▸ **How to complete this task**
Return the records below character for character.

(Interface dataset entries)

_ _ _

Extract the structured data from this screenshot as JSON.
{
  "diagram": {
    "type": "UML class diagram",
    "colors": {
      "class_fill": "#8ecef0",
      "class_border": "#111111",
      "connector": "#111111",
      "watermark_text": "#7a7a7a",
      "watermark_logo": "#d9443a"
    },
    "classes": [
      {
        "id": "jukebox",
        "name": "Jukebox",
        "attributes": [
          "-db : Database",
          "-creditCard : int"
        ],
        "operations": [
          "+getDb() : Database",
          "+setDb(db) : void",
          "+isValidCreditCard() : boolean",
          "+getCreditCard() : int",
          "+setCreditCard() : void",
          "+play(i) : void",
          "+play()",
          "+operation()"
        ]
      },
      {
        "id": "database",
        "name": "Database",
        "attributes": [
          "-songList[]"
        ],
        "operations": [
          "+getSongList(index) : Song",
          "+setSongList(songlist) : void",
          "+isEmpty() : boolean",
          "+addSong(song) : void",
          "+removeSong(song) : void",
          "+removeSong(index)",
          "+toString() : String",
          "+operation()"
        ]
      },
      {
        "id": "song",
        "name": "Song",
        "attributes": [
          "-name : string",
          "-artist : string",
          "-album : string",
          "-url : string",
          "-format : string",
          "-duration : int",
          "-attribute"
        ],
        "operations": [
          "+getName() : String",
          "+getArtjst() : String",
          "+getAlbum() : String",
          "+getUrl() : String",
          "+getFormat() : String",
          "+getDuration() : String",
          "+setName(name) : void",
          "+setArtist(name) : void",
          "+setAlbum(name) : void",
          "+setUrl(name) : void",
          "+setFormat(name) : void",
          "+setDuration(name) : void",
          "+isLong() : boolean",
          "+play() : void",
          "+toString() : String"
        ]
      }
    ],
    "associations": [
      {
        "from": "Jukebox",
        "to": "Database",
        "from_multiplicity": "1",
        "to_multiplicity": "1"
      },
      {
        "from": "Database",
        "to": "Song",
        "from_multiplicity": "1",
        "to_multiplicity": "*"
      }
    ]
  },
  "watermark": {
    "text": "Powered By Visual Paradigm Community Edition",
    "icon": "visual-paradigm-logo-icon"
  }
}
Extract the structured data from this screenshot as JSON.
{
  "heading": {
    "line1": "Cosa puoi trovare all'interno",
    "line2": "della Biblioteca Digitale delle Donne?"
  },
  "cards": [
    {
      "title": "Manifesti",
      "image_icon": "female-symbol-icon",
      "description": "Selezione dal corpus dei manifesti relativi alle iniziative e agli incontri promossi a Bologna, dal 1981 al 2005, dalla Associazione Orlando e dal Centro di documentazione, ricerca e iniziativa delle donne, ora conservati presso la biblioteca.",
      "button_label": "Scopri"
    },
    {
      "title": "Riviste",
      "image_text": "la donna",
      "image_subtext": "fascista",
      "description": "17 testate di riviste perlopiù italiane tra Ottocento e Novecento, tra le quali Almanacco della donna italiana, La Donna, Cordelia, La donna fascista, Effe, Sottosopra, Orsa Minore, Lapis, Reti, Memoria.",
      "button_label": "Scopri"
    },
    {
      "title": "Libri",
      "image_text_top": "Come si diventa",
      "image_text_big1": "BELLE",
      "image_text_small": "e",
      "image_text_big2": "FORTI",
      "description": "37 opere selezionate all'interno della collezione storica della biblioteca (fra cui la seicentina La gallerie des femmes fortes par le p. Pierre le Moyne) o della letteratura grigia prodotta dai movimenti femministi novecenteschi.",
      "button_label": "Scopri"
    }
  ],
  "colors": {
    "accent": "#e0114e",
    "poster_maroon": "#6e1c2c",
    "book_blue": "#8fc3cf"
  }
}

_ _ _

▸ **Written reply**
Extract the structured data from this screenshot as JSON.
{
  "diagram": {
    "type": "UML class diagram",
    "colors": {
      "class_fill": "#8ecef0",
      "class_border": "#111111",
      "connector": "#111111",
      "watermark_text": "#7a7a7a",
      "watermark_logo": "#d9443a"
    },
    "classes": [
      {
        "id": "jukebox",
        "name": "Jukebox",
        "attributes": [
          "-db : Database",
          "-creditCard : int"
        ],
        "operations": [
          "+getDb() : Database",
          "+setDb(db) : void",
          "+isValidCreditCard() : boolean",
          "+getCreditCard() : int",
          "+setCreditCard() : void",
          "+play(i) : void",
          "+play()",
          "+operation()"
        ]
      },
      {
        "id": "database",
        "name": "Database",
        "attributes": [
          "-songList[]"
        ],
        "operations": [
          "+getSongList(index) : Song",
          "+setSongList(songlist) : void",
          "+isEmpty() : boolean",
          "+addSong(song) : void",
          "+removeSong(song) : void",
          "+removeSong(index)",
          "+toString() : String",
          "+operation()"
        ]
      },
      {
        "id": "song",
        "name": "Song",
        "attributes": [
          "-name : string",
          "-artist : string",
          "-album : string",
          "-url : string",
          "-format : string",
          "-duration : int",
          "-attribute"
        ],
        "operations": [
          "+getName() : String",
          "+getArtjst() : String",
          "+getAlbum() : String",
          "+getUrl() : String",
          "+getFormat() : String",
          "+getDuration() : String",
          "+setName(name) : void",
          "+setArtist(name) : void",
          "+setAlbum(name) : void",
          "+setUrl(name) : void",
          "+setFormat(name) : void",
          "+setDuration(name) : void",
          "+isLong() : boolean",
          "+play() : void",
          "+toString() : String"
        ]
      }
    ],
    "associations": [
      {
        "from": "Jukebox",
        "to": "Database",
        "from_multiplicity": "1",
        "to_multiplicity": "1"
      },
      {
        "from": "Database",
        "to": "Song",
        "from_multiplicity": "1",
        "to_multiplicity": "*"
      }
    ]
  },
  "watermark": {
    "text": "Powered By Visual Paradigm Community Edition",
    "icon": "visual-paradigm-logo-icon"
  }
}
Extract the structured data from this screenshot as JSON.
{
  "heading": {
    "line1": "Cosa puoi trovare all'interno",
    "line2": "della Biblioteca Digitale delle Donne?"
  },
  "cards": [
    {
      "title": "Manifesti",
      "image_icon": "female-symbol-icon",
      "description": "Selezione dal corpus dei manifesti relativi alle iniziative e agli incontri promossi a Bologna, dal 1981 al 2005, dalla Associazione Orlando e dal Centro di documentazione, ricerca e iniziativa delle donne, ora conservati presso la biblioteca.",
      "button_label": "Scopri"
    },
    {
      "title": "Riviste",
      "image_text": "la donna",
      "image_subtext": "fascista",
      "description": "17 testate di riviste perlopiù italiane tra Ottocento e Novecento, tra le quali Almanacco della donna italiana, La Donna, Cordelia, La donna fascista, Effe, Sottosopra, Orsa Minore, Lapis, Reti, Memoria.",
      "button_label": "Scopri"
    },
    {
      "title": "Libri",
      "image_text_top": "Come si diventa",
      "image_text_big1": "BELLE",
      "image_text_small": "e",
      "image_text_big2": "FORTI",
      "description": "37 opere selezionate all'interno della collezione storica della biblioteca (fra cui la seicentina La gallerie des femmes fortes par le p. Pierre le Moyne) o della letteratura grigia prodotta dai movimenti femministi novecenteschi.",
      "button_label": "Scopri"
    }
  ],
  "colors": {
    "accent": "#e0114e",
    "poster_maroon": "#6e1c2c",
    "book_blue": "#8fc3cf"
  }
}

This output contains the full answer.